“Do the best that you can, with the information you have, at the time.” These are the words of my father, often told to me when I feel anxious or overwhelmed about something. These words, albeit simple, guide me through most of my decision-making processes. I, like many others, struggle with perfectionism. Sometimes this will manifest as feelings of doubt, Impostor Syndrome, or questions about my ability. Unrealistic expectations of ourselves or others can plague our sanity, and in my case often result in inaction due to fear (i.e. taking over a year to start this blog).
A few months ago, I discussed how to overcome these obstacles in therapy, and I realized I needed to redefine what “contentment” and “complacency” meant to me. Growing up these words often felt synonymous. Contentment did not exist in my previous life, for how could my spirituality, work ethic, and moral standing be “good enough” or “satisfactory?” Complacency looked like feelings of safety or comfort. Anything other than the constant pursuit and scrutiny of progress was resting on my laurels. In my time as one of Jehovah’s Witnesses, I developed an unhealthy relationship with relaxation. Comfort was something to be earned, and too much comfort was framed as a sign that something must be wrong. Time spent relaxing must have been paid for in the study of scripture or an equivalent sacrifice of time and energy spent towards God.
In many ways, these feelings were useful and helped propel my career. If I associated comfort and “peace” with impending doom, then I just had to force myself never to be comfortable. At work, this meant late nights, long days, and going above and beyond to ensure I avoided calamity. But, in other ways, this left me feeling anxious and exhausted. I was constantly on guard waiting for the words of 1 Thessalonians 5:2-3, and 1 Peter 5:8 to prove true. This also began to affect my relationships, the ideas of unconditional love, that describing a love in which you had to do nothing to earn it, was foreign to me. I believed, to be loved, I had to earn it through trial and tribulation. What do you mean you “accept me as I am,” and that “I am enough?” For so long I did not understand this.

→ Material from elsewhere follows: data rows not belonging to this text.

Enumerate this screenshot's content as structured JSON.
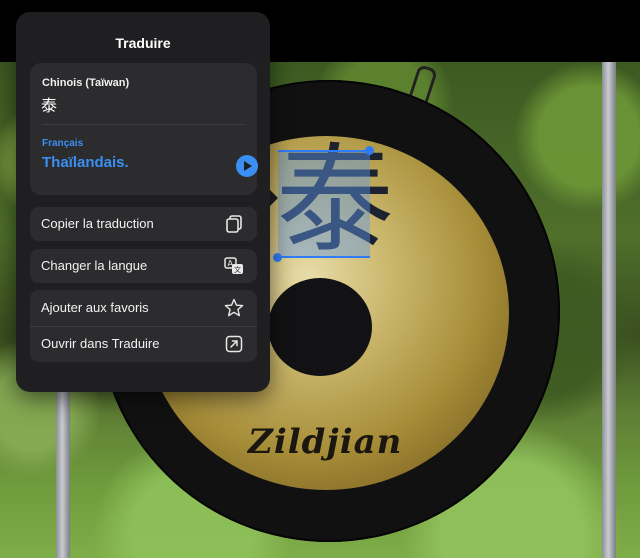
{
  "popover": {
    "title": "Traduire",
    "source_language": "Chinois (Taïwan)",
    "source_text": "泰",
    "target_language": "Français",
    "target_text": "Thaïlandais.",
    "actions": [
      {
        "label": "Copier la traduction",
        "icon": "copy-icon"
      },
      {
        "label": "Changer la langue",
        "icon": "translate-language-icon"
      },
      {
        "label": "Ajouter aux favoris",
        "icon": "star-icon"
      },
      {
        "label": "Ouvrir dans Traduire",
        "icon": "open-external-icon"
      }
    ]
  },
  "photo": {
    "gong_character": "泰",
    "brand": "Zildjian"
  },
  "colors": {
    "accent": "#3b8ff3",
    "panel": "#1f1f21",
    "card": "#2c2c2f",
    "selection": "#2f7cf6"
  }
}
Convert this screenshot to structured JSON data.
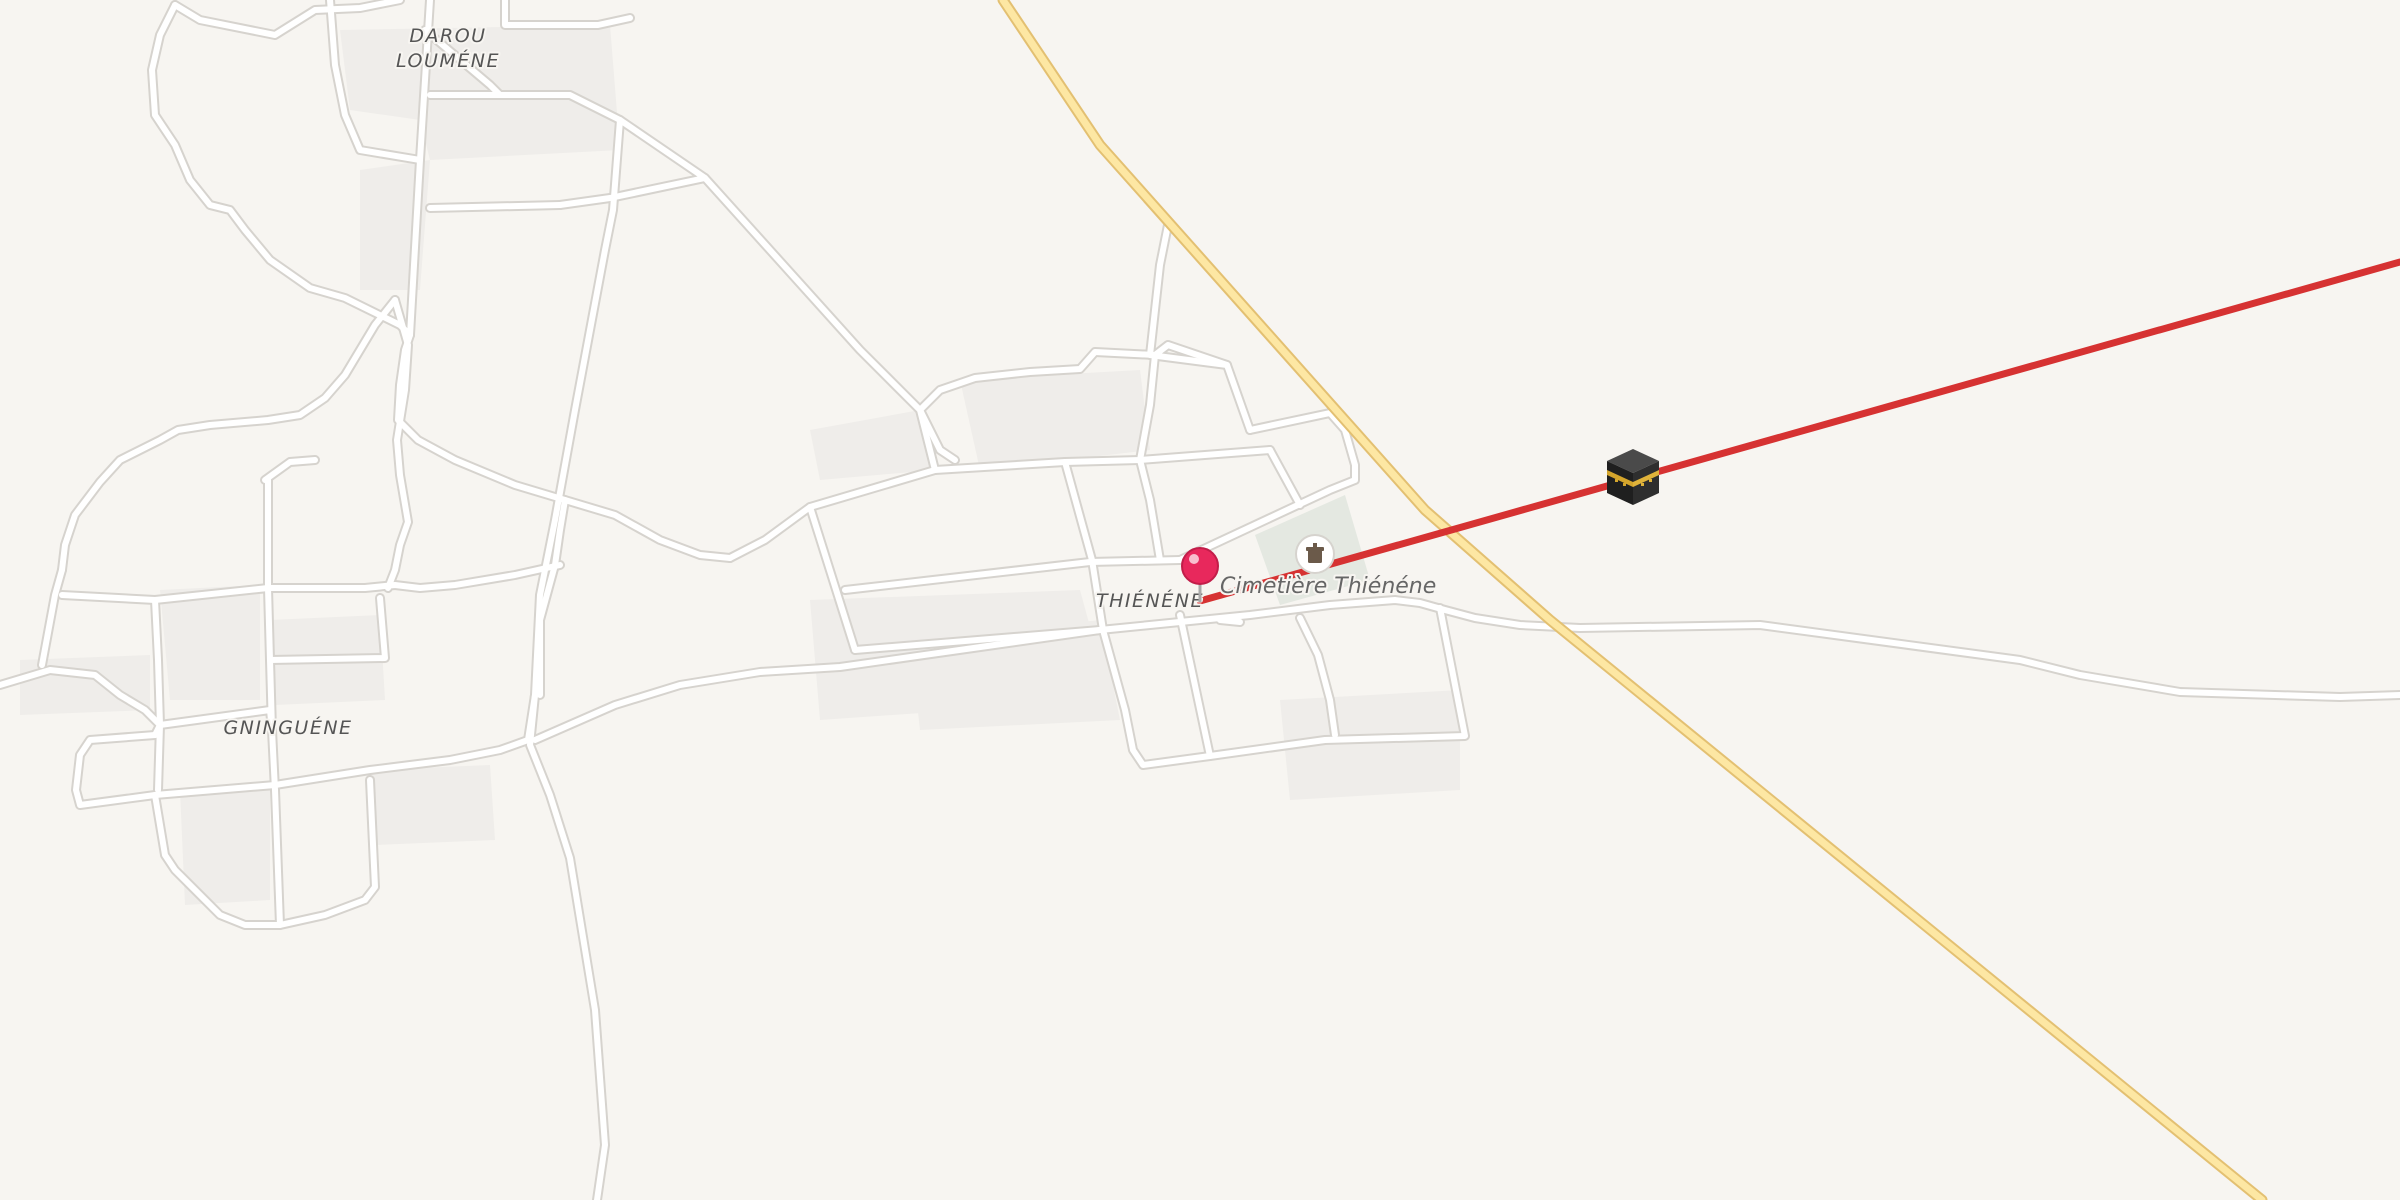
{
  "map": {
    "places": [
      {
        "id": "darou-loumene",
        "lines": [
          "DAROU",
          "LOUMÉNE"
        ]
      },
      {
        "id": "gninguene",
        "lines": [
          "GNINGUÉNE"
        ]
      },
      {
        "id": "thienene",
        "lines": [
          "THIÉNÉNE"
        ]
      }
    ],
    "poi": {
      "label": "Cimetière Thiénéne",
      "icon": "cemetery-icon"
    },
    "markers": {
      "location_pin": {
        "icon": "location-pin-icon",
        "color": "#e8285c"
      },
      "destination": {
        "icon": "kaaba-icon"
      }
    },
    "colors": {
      "background": "#f7f5f1",
      "road": "#ffffff",
      "road_casing": "#d6d3ce",
      "highway": "#fde7a3",
      "highway_casing": "#e3c072",
      "bearing_line": "#d63232",
      "cemetery_area": "#e4e8e1"
    }
  }
}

It was and is a long road to reach a place of peace with these concepts. A hard road, but one well worth the effort. Over time, I learned that the “thief in the night” and the “roaring lion seeking to devour” me are not real. I can relax, I can be present. My worth is not tied to my productivity. The right people will love me for simply being. I now wake up more grateful and ready to make meaningful contributions to those in my world, not out of a sense of obligation, but simply because of the joy it brings. Complacency is not the hour spent relaxing on my couch and perfection isn’t attainable. These truths once self-evident have opened a world of possibility, transforming the way I see success and even failure.
I try every day to embody the words spoken at the start. I commit to doing the best I can. I work with the information I have available to me, and I try not to worry about the “if only I had known’s” that hindsight offers up because well, at the time, I didn’t know. Remembering those three points has helped me become content with the outcomes of my decisions, good or bad. Redefining what relaxation, balance, and self-care means to me has helped me develop more genuine connections with others and myself. And I hope that you too can shed the beliefs that no longer serve you and redefine what health, success, and peace look like to you.

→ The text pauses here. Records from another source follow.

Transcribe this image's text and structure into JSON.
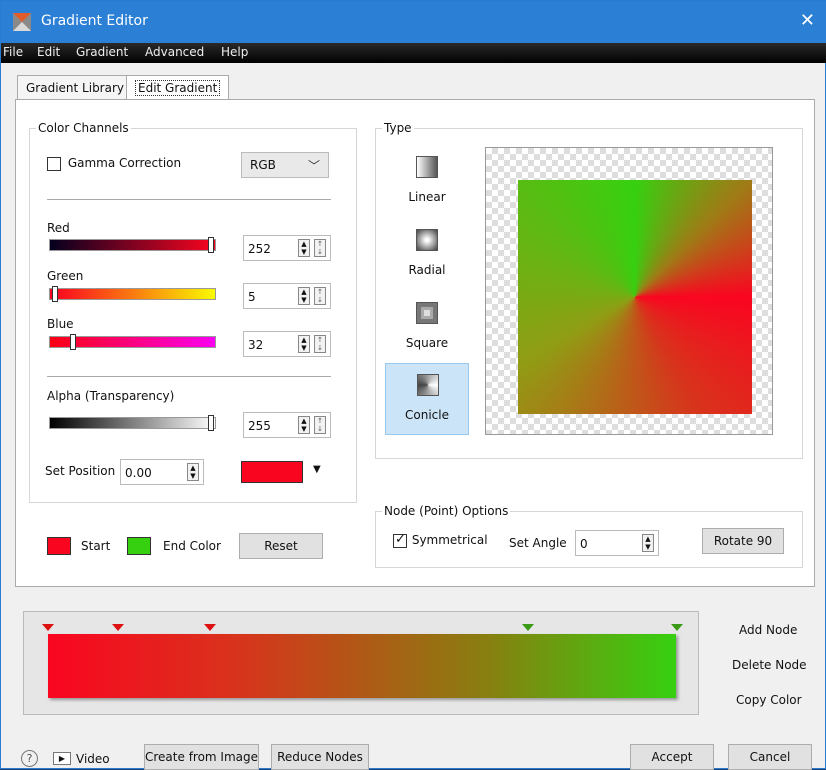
{
  "window": {
    "title": "Gradient Editor",
    "close": "✕",
    "icon": "gradient-editor-icon"
  },
  "menu": [
    "File",
    "Edit",
    "Gradient",
    "Advanced",
    "Help"
  ],
  "tabs": [
    "Gradient Library",
    "Edit Gradient"
  ],
  "color_channels": {
    "legend": "Color Channels",
    "gamma_label": "Gamma Correction",
    "gamma_checked": false,
    "mode": "RGB",
    "red_label": "Red",
    "red_value": "252",
    "green_label": "Green",
    "green_value": "5",
    "blue_label": "Blue",
    "blue_value": "32",
    "alpha_label": "Alpha (Transparency)",
    "alpha_value": "255",
    "position_label": "Set Position",
    "position_value": "0.00",
    "color": "#fa0520"
  },
  "type": {
    "legend": "Type",
    "options": [
      "Linear",
      "Radial",
      "Square",
      "Conicle"
    ],
    "selected": "Conicle"
  },
  "node_options": {
    "legend": "Node (Point) Options",
    "symmetrical_label": "Symmetrical",
    "symmetrical_checked": true,
    "angle_label": "Set Angle",
    "angle_value": "0",
    "rotate_label": "Rotate 90"
  },
  "start_end": {
    "start_label": "Start",
    "end_label": "End Color",
    "reset_label": "Reset",
    "start_color": "#fa0520",
    "end_color": "#36d010"
  },
  "node_actions": [
    "Add Node",
    "Delete Node",
    "Copy Color"
  ],
  "bottom": {
    "help": "?",
    "video_label": "Video",
    "create_label": "Create from Image",
    "reduce_label": "Reduce Nodes",
    "accept_label": "Accept",
    "cancel_label": "Cancel"
  }
}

**Editor’s Note: Howdy y’all, I wanted to check-in. It’s been just over six months since I began writing on the blog. Oh, how the world has changed. Since my first post, I have had to think on my feet in some ways, as certain issues took precedent over any of the planned pieces I had for that month. Although my interest in current events and speaking about them has not gone away, I do want to make time to share the stories I had originally planned.
I committed myself that this blog would be a place where authenticity lived, where through storytelling we could all pause for a moment to think, learn, and be taught. In an exercise of vulnerability, I wanted to document my growth and progress. As we head towards the holiday season and into the end of the year, I want to refocus on that mission. With a new perspective, I hope that what you read here is of value and use to you.**